The study results showed that elderly patients had profound lymphopenia, where white blood cells, including B cells, T cells, and natural killer cells (NK cells), were reduced. The lymphopenia worsened over time and is associated with lower plasma cytokine levels, which are viral for T cell survival in elderly patients with severe disease.
In addition, single cell RNA sequencing showed increased activation, cytotoxicity, exhaustion, and type 1 interferon signaling in memory T cells and NK cells. Although cytokine storms can be seen in healthy and aged groups, older adults showed elevated levels of chemokines, which mobilize inflammatory myeloid cells. Eventually, the team observed the redistribution of dendritic cells (DC) and monocytes with severe disease associated with rewiring towards a more regulatory phenotype.

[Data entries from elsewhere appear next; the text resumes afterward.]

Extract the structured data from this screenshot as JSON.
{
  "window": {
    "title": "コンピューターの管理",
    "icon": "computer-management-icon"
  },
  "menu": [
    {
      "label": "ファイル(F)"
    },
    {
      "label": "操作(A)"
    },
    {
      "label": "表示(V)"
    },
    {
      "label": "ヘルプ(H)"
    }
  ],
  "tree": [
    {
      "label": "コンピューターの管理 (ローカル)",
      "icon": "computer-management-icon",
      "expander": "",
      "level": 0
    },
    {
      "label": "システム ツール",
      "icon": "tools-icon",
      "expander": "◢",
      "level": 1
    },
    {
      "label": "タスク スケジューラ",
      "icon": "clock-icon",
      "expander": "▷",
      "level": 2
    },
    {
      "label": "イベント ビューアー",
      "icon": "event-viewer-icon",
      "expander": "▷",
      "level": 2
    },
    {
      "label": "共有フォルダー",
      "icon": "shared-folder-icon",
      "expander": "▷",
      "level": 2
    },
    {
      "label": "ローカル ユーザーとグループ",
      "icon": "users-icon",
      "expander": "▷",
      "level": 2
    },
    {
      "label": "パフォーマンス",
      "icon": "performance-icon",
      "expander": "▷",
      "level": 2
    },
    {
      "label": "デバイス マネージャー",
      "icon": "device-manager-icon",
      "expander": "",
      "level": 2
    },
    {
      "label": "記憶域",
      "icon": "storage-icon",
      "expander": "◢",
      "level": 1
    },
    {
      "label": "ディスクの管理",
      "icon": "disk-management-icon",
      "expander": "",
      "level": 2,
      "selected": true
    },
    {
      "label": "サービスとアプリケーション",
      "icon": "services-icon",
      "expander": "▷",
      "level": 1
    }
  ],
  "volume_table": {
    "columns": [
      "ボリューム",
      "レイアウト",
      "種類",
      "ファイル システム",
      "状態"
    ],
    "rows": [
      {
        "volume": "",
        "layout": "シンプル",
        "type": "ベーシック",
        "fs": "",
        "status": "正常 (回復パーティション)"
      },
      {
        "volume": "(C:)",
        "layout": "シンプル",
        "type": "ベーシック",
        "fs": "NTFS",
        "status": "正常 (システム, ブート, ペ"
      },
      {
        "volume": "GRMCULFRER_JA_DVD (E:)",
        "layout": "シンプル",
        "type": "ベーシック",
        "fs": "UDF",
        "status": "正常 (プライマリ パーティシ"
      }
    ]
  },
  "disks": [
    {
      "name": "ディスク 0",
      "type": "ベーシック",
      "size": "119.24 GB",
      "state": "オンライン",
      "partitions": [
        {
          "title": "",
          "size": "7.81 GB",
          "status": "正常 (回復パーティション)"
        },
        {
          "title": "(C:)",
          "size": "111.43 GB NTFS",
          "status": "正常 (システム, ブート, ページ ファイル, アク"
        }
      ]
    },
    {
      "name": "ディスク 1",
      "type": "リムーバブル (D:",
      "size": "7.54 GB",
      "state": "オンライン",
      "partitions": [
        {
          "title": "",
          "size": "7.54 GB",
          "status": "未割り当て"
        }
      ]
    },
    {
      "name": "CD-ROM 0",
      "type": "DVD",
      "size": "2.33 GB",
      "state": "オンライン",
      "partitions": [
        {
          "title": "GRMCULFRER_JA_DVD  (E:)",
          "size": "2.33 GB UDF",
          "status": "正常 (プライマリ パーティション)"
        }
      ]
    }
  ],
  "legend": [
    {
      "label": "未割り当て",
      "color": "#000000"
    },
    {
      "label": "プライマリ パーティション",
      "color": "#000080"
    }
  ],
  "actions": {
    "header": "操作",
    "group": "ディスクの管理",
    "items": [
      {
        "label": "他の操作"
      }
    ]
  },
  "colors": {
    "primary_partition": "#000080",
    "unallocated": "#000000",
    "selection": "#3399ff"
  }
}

The team concluded that many of these critical changes in the body and immune system were reversed in younger people, but not in older people.
The researchers recommend future studies to stratify young and old patients according to clinical outcomes. In this way, the determinants of disease resolution and survival in severe COVID-19 patients can be identified.
"More importantly, considering the influence of age on qualitative differences in humoral responses and the long-term persistence of T-cell responses to SARS-CoV-2 is crucial for the development of vaccine and therapy strategies in the elderly population "the researchers conclude.
* Important NOTE
medRxiv publishes preliminary scientific reports that are not peer-reviewed and, therefore, should not be considered conclusive, guide clinical practice / health-related behavior, or treated as established information.